After the field trip Mr. Dee told Ms. Tomkow, “Visiting the wind park was pretty powerful because it gave them an up close and personal experience. It was so large and it was clear that there was no GHG being emitted. It’s one thing to talk about wind turbines, but it is totally different to see one up close. They got a whole new appreciation of how much clean energy they can produce. They were amazed that the turbines at Ernestown Wind Park could provide enough electricity for 3500 homes for a year. The trip was also very empowering because it was a field trip that THEY requested, not one set up by me,” he added.

The students are developing an action plan with steps that can be taken to reduce the carbon footprint at home and at school. A waste and lighting audit is on their list for the school, as is a transportation audit to look at how people get to school and calculate how much GHG is produced.

The question, “How can we improve our relationship with nature by building our knowledge about climate change as a community?” has led the students to develop knowledge building, research and study skills as a group; and plan actions as a community. It’s an empowering learning model. After the trip Mr. Dee’s asked a student about when she will be done with her climate change inquiry, and she responded, “we are never done when it comes to climate change, there is always more to learn”. Given the success the students have had this year, Mr. Dee’s hope is that they will demand to continue this inquiry when they come back to school in the fall.
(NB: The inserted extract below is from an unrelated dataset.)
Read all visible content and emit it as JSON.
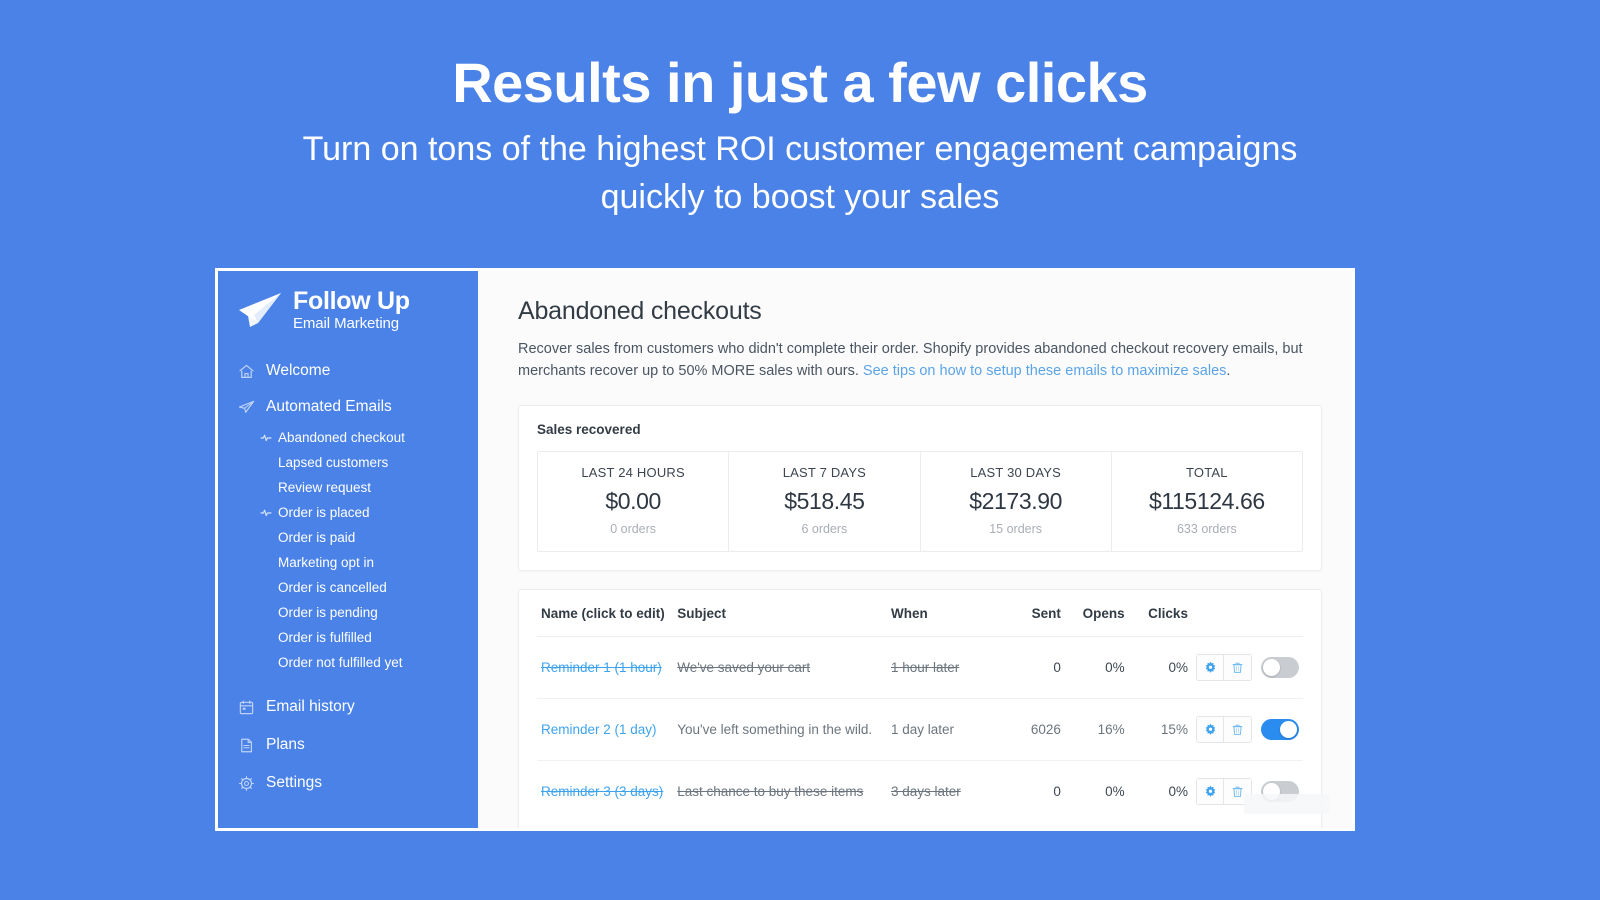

Ernestown Wind Park will be hosting an open house event for Green Energy Doors Open September 9, 10, 11, 2016.